I was going to buy an old crate for $50.
It said DYNAMITE on the side
And I was going to put it in my bathroom
To hold magazines.
But a minute later I forgot why it was a good idea.
The chairs were better to look at.
They winced and complained when sat on,
As if it were your idea.
But everything was beautiful because it was old,
Because the paint had long since abandoned its claim
And the handles had yielded their shape
To the intruding fingers;
The table tops polished and scarred and polished
By the same wandering hands,
By dishes, books, pocket change.
A great mottled cabinet stood sturdy and proud,
But whined and grunted as I opened it,
As if I had woken it from much-needed sleep
And called on it to perform.
I know, cabinet, I thought.
We’re not so different.
I’m not as strong as I look either.
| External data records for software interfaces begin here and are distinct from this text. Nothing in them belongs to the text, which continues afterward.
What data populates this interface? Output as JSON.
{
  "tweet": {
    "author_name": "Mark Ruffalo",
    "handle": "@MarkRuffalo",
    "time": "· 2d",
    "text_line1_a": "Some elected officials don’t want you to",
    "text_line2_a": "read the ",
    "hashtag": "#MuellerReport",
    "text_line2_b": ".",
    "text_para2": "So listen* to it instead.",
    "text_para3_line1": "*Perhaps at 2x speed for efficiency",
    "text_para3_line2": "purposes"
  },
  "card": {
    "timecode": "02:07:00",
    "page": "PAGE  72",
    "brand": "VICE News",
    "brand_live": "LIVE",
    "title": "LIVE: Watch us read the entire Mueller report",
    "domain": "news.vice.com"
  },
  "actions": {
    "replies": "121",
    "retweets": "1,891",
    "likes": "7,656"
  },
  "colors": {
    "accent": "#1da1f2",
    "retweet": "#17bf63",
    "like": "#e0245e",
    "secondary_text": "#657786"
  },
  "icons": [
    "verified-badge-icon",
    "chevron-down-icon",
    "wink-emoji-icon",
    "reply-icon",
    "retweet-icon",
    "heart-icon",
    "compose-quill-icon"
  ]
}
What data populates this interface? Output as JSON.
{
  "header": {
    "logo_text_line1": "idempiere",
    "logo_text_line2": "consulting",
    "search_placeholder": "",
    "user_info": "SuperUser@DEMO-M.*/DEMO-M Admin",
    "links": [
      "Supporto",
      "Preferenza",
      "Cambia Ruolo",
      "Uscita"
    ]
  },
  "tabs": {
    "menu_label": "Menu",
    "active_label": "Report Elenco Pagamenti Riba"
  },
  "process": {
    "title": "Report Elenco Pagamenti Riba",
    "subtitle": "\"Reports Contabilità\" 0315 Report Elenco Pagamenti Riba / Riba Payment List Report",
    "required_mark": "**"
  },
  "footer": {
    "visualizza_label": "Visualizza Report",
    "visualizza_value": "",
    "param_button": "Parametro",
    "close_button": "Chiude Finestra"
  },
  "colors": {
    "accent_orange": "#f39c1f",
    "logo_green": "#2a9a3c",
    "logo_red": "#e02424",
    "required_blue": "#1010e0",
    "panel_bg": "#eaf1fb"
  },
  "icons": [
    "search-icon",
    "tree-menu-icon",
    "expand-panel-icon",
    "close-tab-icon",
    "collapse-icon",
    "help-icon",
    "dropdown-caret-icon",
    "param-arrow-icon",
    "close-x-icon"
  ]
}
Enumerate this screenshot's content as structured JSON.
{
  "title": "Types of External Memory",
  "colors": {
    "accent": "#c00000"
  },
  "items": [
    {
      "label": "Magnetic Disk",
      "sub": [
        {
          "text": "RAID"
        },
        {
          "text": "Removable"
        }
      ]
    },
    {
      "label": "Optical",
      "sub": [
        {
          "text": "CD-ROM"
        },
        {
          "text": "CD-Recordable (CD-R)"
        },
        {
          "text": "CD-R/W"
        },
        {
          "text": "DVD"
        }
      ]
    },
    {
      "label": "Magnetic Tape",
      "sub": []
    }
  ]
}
You’ll stand unmolested in my kitchen.
We’ll get along; we’ll lie for each other.
I looked at the price and walked away,
Forgetting it needed me.
I can’t afford that much history.
It’s all better anyway, because it’s old,
All differently, separately old.
I wanted to remain,
To volunteer my atoms into the dust,
Submit my consciousness to other times
And try pieces of them all.
It’s not right that we can remember just one.
I could enroll my own history in this school,
Brush off the unpracticed lessons
Under lamps that wait tangled in corners.
In the end I bought a narrow cabinet, mostly green,
Pretending to be ancient and feigning purpose.
It leans away from my window, ashamed.